Much has changed since Madhuri left but the actress welcomes Bollywood’s recent foray into different genres of cinema. “The 90s cinema was larger than life. Today, films are more realistic. Personally, being a movie buff, I love all kinds of films. I like Manmohan Desai as much as Bimal Roy,” she says.
But doesn’t she miss the blockbuster cinema that the 90s personified? “Oh, but those kind of films are still being made. I did Devdas, which was a blockbuster film in every way. It’s just that situations are becoming more realistic in films. As for songs and dances, there is no escaping from it. That is why cinema so different.”
But really, Madhuri comes fully alive only when you speak about her family life. This might not be the popular sentiment but there is a certain disappointment one feels about a phenomenal artist like Madhuri opting to slip so entirely into her role as wife and mother and sidelining her career. Where a Shah Rukh Khan can do a fantastic balancing act between his family and a super successful career, an equally charismatic Madhuri feels the desire to withdraw from the race to nurture her personal goals. Why should a woman feel the need to give up a career she has so painstakingly built? Of course, such debates only get ignited when one talks of genuine talents and their prolonged absence from public life.

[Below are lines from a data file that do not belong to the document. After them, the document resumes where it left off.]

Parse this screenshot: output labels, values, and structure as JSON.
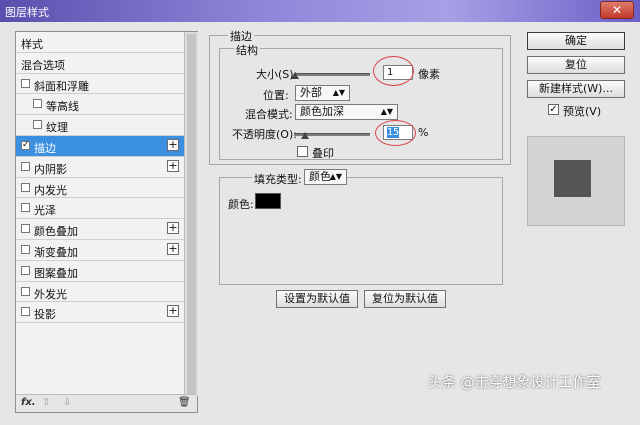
{
  "window": {
    "title": "图层样式",
    "close_glyph": "✕"
  },
  "sidebar": {
    "items": [
      {
        "label": "样式",
        "checkbox": false,
        "indent": 0,
        "selected": false,
        "plus": false
      },
      {
        "label": "混合选项",
        "checkbox": false,
        "indent": 0,
        "selected": false,
        "plus": false
      },
      {
        "label": "斜面和浮雕",
        "checkbox": true,
        "checked": false,
        "indent": 0,
        "selected": false,
        "plus": false
      },
      {
        "label": "等高线",
        "checkbox": true,
        "checked": false,
        "indent": 1,
        "selected": false,
        "plus": false
      },
      {
        "label": "纹理",
        "checkbox": true,
        "checked": false,
        "indent": 1,
        "selected": false,
        "plus": false
      },
      {
        "label": "描边",
        "checkbox": true,
        "checked": true,
        "indent": 0,
        "selected": true,
        "plus": true
      },
      {
        "label": "内阴影",
        "checkbox": true,
        "checked": false,
        "indent": 0,
        "selected": false,
        "plus": true
      },
      {
        "label": "内发光",
        "checkbox": true,
        "checked": false,
        "indent": 0,
        "selected": false,
        "plus": false
      },
      {
        "label": "光泽",
        "checkbox": true,
        "checked": false,
        "indent": 0,
        "selected": false,
        "plus": false
      },
      {
        "label": "颜色叠加",
        "checkbox": true,
        "checked": false,
        "indent": 0,
        "selected": false,
        "plus": true
      },
      {
        "label": "渐变叠加",
        "checkbox": true,
        "checked": false,
        "indent": 0,
        "selected": false,
        "plus": true
      },
      {
        "label": "图案叠加",
        "checkbox": true,
        "checked": false,
        "indent": 0,
        "selected": false,
        "plus": false
      },
      {
        "label": "外发光",
        "checkbox": true,
        "checked": false,
        "indent": 0,
        "selected": false,
        "plus": false
      },
      {
        "label": "投影",
        "checkbox": true,
        "checked": false,
        "indent": 0,
        "selected": false,
        "plus": true
      }
    ],
    "footer": {
      "fx": "fx.",
      "up": "⇧",
      "down": "⇩",
      "trash": "🗑"
    },
    "check_glyph": "✓",
    "plus_glyph": "+"
  },
  "stroke": {
    "section_title": "描边",
    "structure_title": "结构",
    "size": {
      "label": "大小(S):",
      "value": "1",
      "unit": "像素",
      "slider_fraction": 0.01
    },
    "position": {
      "label": "位置:",
      "value": "外部"
    },
    "blend": {
      "label": "混合模式:",
      "value": "颜色加深"
    },
    "opacity": {
      "label": "不透明度(O):",
      "value": "15",
      "unit": "%",
      "slider_fraction": 0.15
    },
    "overprint": {
      "label": "叠印",
      "checked": false
    },
    "fill": {
      "label": "填充类型:",
      "value": "颜色",
      "color_label": "颜色:",
      "color": "#000000"
    }
  },
  "buttons": {
    "make_default": "设置为默认值",
    "reset_default": "复位为默认值",
    "ok": "确定",
    "reset": "复位",
    "new_style": "新建样式(W)...",
    "preview_label": "预览(V)",
    "preview_checked": true
  },
  "preview_fill": "#555555",
  "accent": "#3a8fe0",
  "highlight": "#d8464c",
  "watermark": "头条 @击穿想象设计工作室"
}
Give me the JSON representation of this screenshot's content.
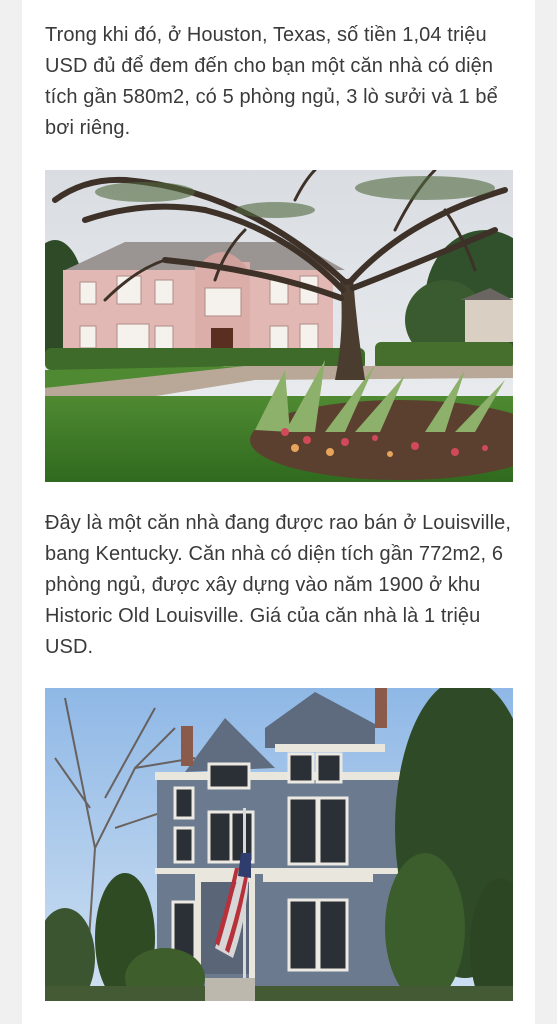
{
  "article": {
    "paragraph_1": "Trong khi đó, ở Houston, Texas, số tiền 1,04 triệu USD đủ để đem đến cho bạn một căn nhà có diện tích gần 580m2, có 5 phòng ngủ, 3 lò sưởi và 1 bể bơi riêng.",
    "paragraph_2": "Đây là một căn nhà đang được rao bán ở Louisville, bang Kentucky. Căn nhà có diện tích gần 772m2, 6 phòng ngủ, được xây dựng vào năm 1900 ở khu Historic Old Louisville. Giá của căn nhà là 1 triệu USD."
  }
}
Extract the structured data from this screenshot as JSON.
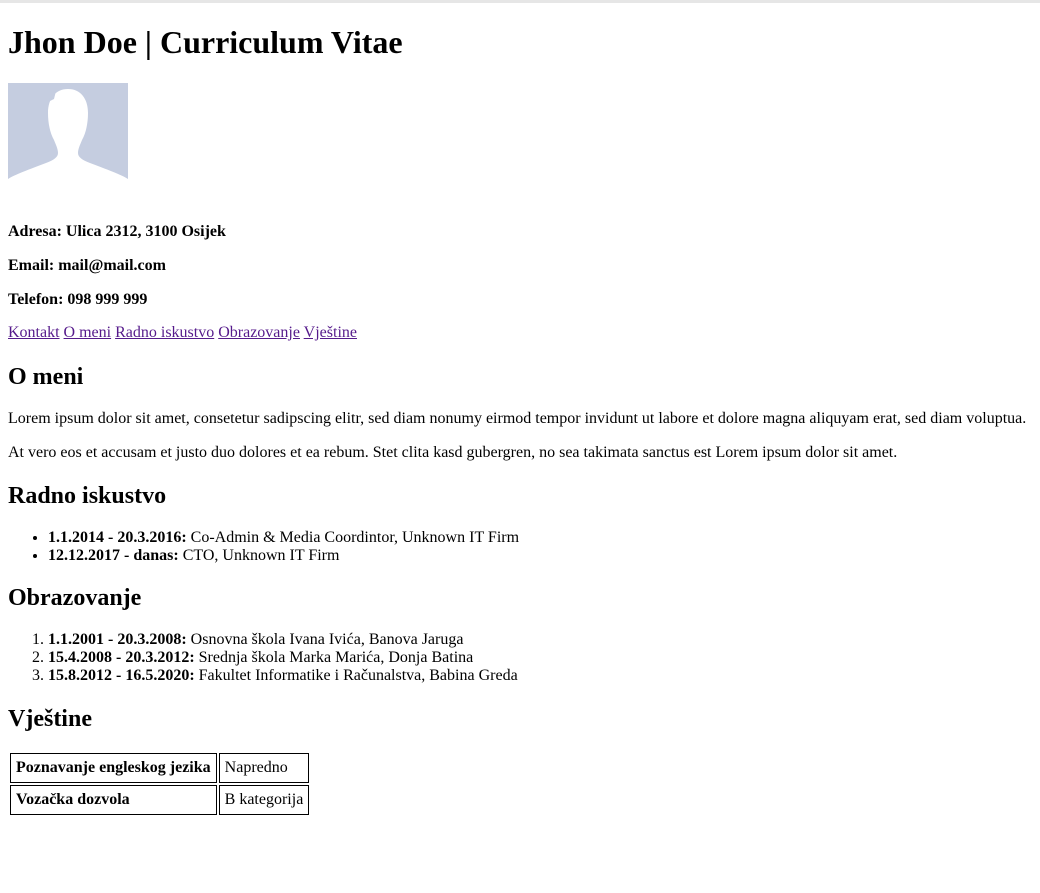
{
  "header": {
    "title": "Jhon Doe | Curriculum Vitae"
  },
  "avatar": {
    "icon": "person-silhouette-icon",
    "bg_color": "#c5cde0"
  },
  "contact": {
    "address": "Adresa: Ulica 2312, 3100 Osijek",
    "email": "Email: mail@mail.com",
    "phone": "Telefon: 098 999 999"
  },
  "nav": {
    "items": [
      {
        "label": "Kontakt"
      },
      {
        "label": "O meni"
      },
      {
        "label": "Radno iskustvo"
      },
      {
        "label": "Obrazovanje"
      },
      {
        "label": "Vještine"
      }
    ],
    "link_color": "#551a8b"
  },
  "about": {
    "heading": "O meni",
    "paragraphs": [
      "Lorem ipsum dolor sit amet, consetetur sadipscing elitr, sed diam nonumy eirmod tempor invidunt ut labore et dolore magna aliquyam erat, sed diam voluptua.",
      "At vero eos et accusam et justo duo dolores et ea rebum. Stet clita kasd gubergren, no sea takimata sanctus est Lorem ipsum dolor sit amet."
    ]
  },
  "work": {
    "heading": "Radno iskustvo",
    "items": [
      {
        "period": "1.1.2014 - 20.3.2016:",
        "text": " Co-Admin & Media Coordintor, Unknown IT Firm"
      },
      {
        "period": "12.12.2017 - danas:",
        "text": " CTO, Unknown IT Firm"
      }
    ]
  },
  "education": {
    "heading": "Obrazovanje",
    "items": [
      {
        "period": "1.1.2001 - 20.3.2008:",
        "text": " Osnovna škola Ivana Ivića, Banova Jaruga"
      },
      {
        "period": "15.4.2008 - 20.3.2012:",
        "text": " Srednja škola Marka Marića, Donja Batina"
      },
      {
        "period": "15.8.2012 - 16.5.2020:",
        "text": " Fakultet Informatike i Računalstva, Babina Greda"
      }
    ]
  },
  "skills": {
    "heading": "Vještine",
    "rows": [
      {
        "key": "Poznavanje engleskog jezika",
        "value": "Napredno"
      },
      {
        "key": "Vozačka dozvola",
        "value": "B kategorija"
      }
    ]
  }
}
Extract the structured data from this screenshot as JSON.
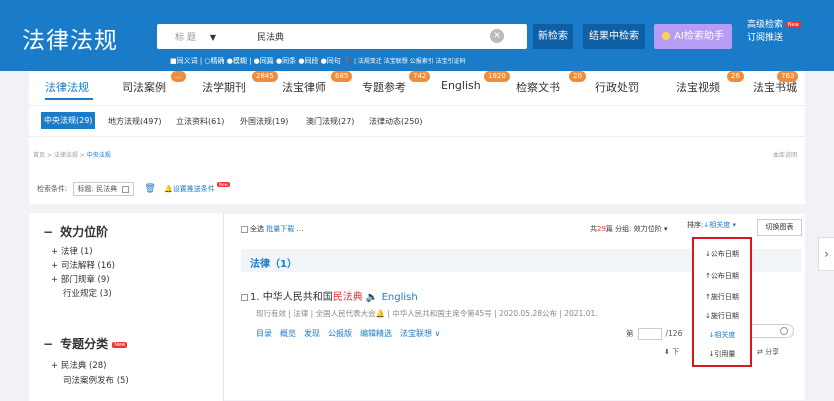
{
  "header": {
    "logo": "法律法规",
    "search_field": "标 题",
    "search_field_arrow": "▼",
    "search_value": "民法典",
    "clear_glyph": "✕",
    "new_search": "新检索",
    "result_search": "结果中检索",
    "ai_button": "AI检索助手",
    "advanced_line1": "高级检索",
    "advanced_new": "New",
    "advanced_line2": "订阅推送",
    "options": "■同义词 | ○精确 ●模糊 | ●同篇 ●同条 ●同段 ●同句 ❓",
    "options_small": "| 法规变迁  法宝联想  公报索引  法宝引证码"
  },
  "nav": {
    "items": [
      "法律法规",
      "司法案例",
      "法学期刊",
      "法宝律师",
      "专题参考",
      "English",
      "检察文书",
      "行政处罚",
      "法宝视频",
      "法宝书城"
    ],
    "badges": [
      "...",
      "2845",
      "685",
      "742",
      "1920",
      "20",
      "26",
      "763"
    ]
  },
  "subnav": {
    "active": "中央法规(29)",
    "items": [
      "地方法规(497)",
      "立法资料(61)",
      "外国法规(19)",
      "澳门法规(27)",
      "法律动态(250)"
    ]
  },
  "breadcrumb": {
    "prefix": "首页 > 法律法规 > ",
    "current": "中央法规",
    "library": "本库说明"
  },
  "condition": {
    "label": "检索条件:",
    "chip": "标题: 民法典",
    "trash": "🗑",
    "bell": "🔔",
    "alert": "设置推送条件",
    "new": "New"
  },
  "sidebar": {
    "dash": "−",
    "section1": "效力位阶",
    "items1": [
      "+ 法律 (1)",
      "+ 司法解释 (16)",
      "+ 部门规章 (9)",
      "行业规定 (3)"
    ],
    "section2": "专题分类",
    "section2_new": "New",
    "items2": [
      "+ 民法典 (28)",
      "司法案例发布 (5)"
    ]
  },
  "toolbar": {
    "select_all": "全选",
    "batch_download": "批量下载",
    "more": "…",
    "count_prefix": "共",
    "count": "29",
    "count_suffix": "篇  分组: 效力位阶 ▾",
    "sort_label": "排序:",
    "sort_value": "↓相关度 ▾",
    "chart_button": "切换图表"
  },
  "results": {
    "group_title": "法律（1）",
    "item_prefix": "1. 中华人民共和国",
    "item_highlight": "民法典",
    "item_speaker": "🔈",
    "item_english": "English",
    "meta": "现行有效 | 法律 | 全国人民代表大会🔔 | 中华人民共和国主席令第45号 | 2020.05.28公布 | 2021.01.",
    "actions": [
      "目录",
      "概览",
      "发现",
      "公报版",
      "编辑精选",
      "法宝联想 ∨"
    ],
    "page_label": "第",
    "page_total": "/126",
    "mini_text": "索",
    "download": "⬇ 下",
    "share": "⇄ 分享"
  },
  "sort_dropdown": {
    "options": [
      "↓公布日期",
      "↑公布日期",
      "↑施行日期",
      "↓施行日期",
      "↓相关度",
      "↓引用量"
    ],
    "selected_index": 4
  },
  "scroll_arrow": "›"
}
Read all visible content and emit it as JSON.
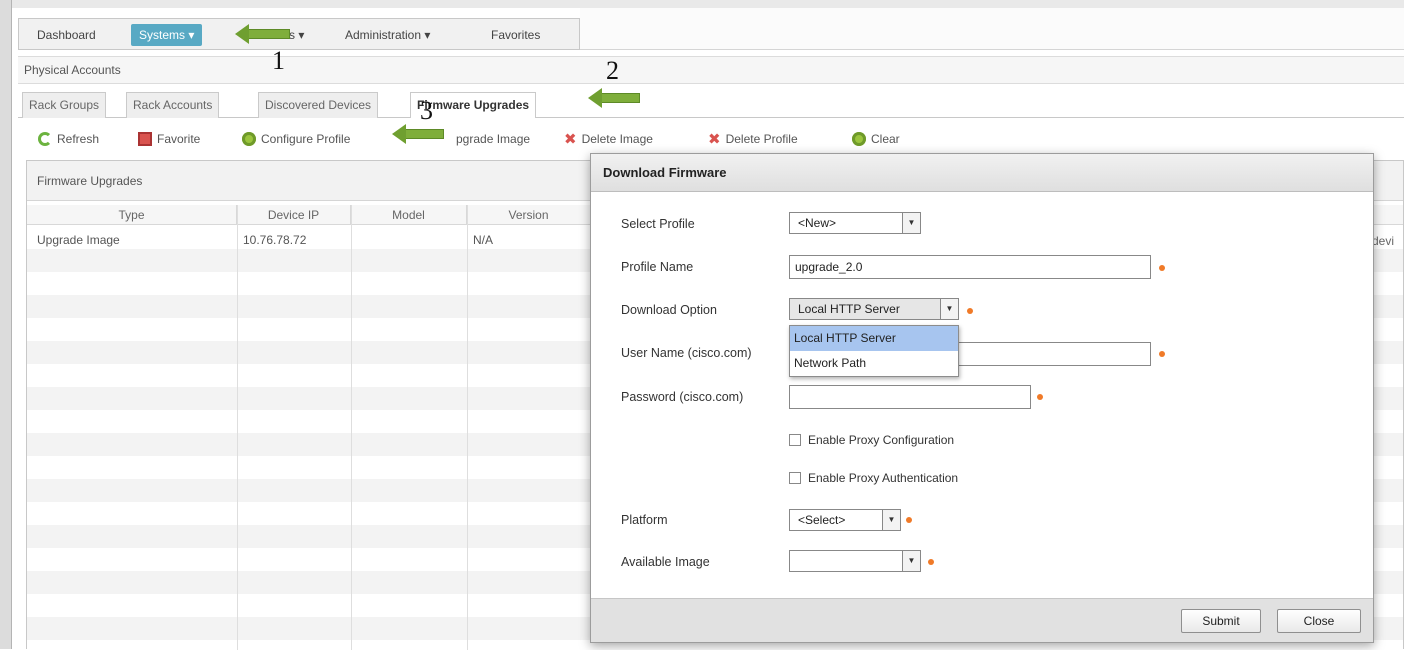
{
  "nav": {
    "dashboard": "Dashboard",
    "systems": "Systems ▾",
    "hidden_menu": "s ▾",
    "administration": "Administration ▾",
    "favorites": "Favorites"
  },
  "subheader": {
    "title": "Physical Accounts"
  },
  "tabs": [
    "Rack Groups",
    "Rack Accounts",
    "Discovered Devices",
    "Firmware Upgrades"
  ],
  "toolbar": {
    "refresh": "Refresh",
    "favorite": "Favorite",
    "configure_profile": "Configure Profile",
    "upgrade_image": "pgrade Image",
    "delete_image": "Delete Image",
    "delete_profile": "Delete Profile",
    "clear": "Clear"
  },
  "grid": {
    "title": "Firmware Upgrades",
    "columns": [
      "Type",
      "Device IP",
      "Model",
      "Version"
    ],
    "rows": [
      {
        "type": "Upgrade Image",
        "device_ip": "10.76.78.72",
        "model": "",
        "version": "N/A"
      }
    ],
    "cut_text": "devi"
  },
  "annotations": {
    "n1": "1",
    "n2": "2",
    "n3": "3"
  },
  "dialog": {
    "title": "Download Firmware",
    "select_profile_label": "Select Profile",
    "select_profile_value": "<New>",
    "profile_name_label": "Profile Name",
    "profile_name_value": "upgrade_2.0",
    "download_option_label": "Download Option",
    "download_option_value": "Local HTTP Server",
    "download_options": [
      "Local HTTP Server",
      "Network Path"
    ],
    "username_label": "User Name (cisco.com)",
    "username_value": "",
    "password_label": "Password (cisco.com)",
    "password_value": "",
    "proxy_config_label": "Enable Proxy Configuration",
    "proxy_auth_label": "Enable Proxy Authentication",
    "platform_label": "Platform",
    "platform_value": "<Select>",
    "available_image_label": "Available Image",
    "available_image_value": "",
    "submit": "Submit",
    "close": "Close"
  },
  "colors": {
    "accent": "#58a9c4",
    "arrow_green": "#7fae3b",
    "required_dot": "#f07a28",
    "highlight": "#a7c5ef"
  }
}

Says Madhuri, “I never did anything that I didn’t want to do. When I found the right person, I decided to marry and have a family. I have always been sure of what I wanted in life and have followed my heart accordingly. Today, I’m content with my wonderful husband and two beautiful kids. And yes, now I have Aaja Nachle,” she says, pointing at her picture-perfect existence.
Ask her how she got into such a svelte figure and there’s that famous laughter again, “It’s all about eating well, thinking positive, no vices. Also, Ram and I want to be in the best shape of our lives for our kids. We want them to be health conscious and it’s very important that we set a good example,” she says, exhibiting the same practical approach that drove her career ambitions.
Hopefully, the actress is keen to do many more films and cites the example of movies like Cheeni Kum that have pushed the envelope in terms of the roles offered for mature actresses.
In any case, Aaja Nachle will be an interesting re-introduction of Madhuri for a whole new generation that has grown up after her exit. For the others, she will hopefully provide an evocation of the unforgettable films she was a part of.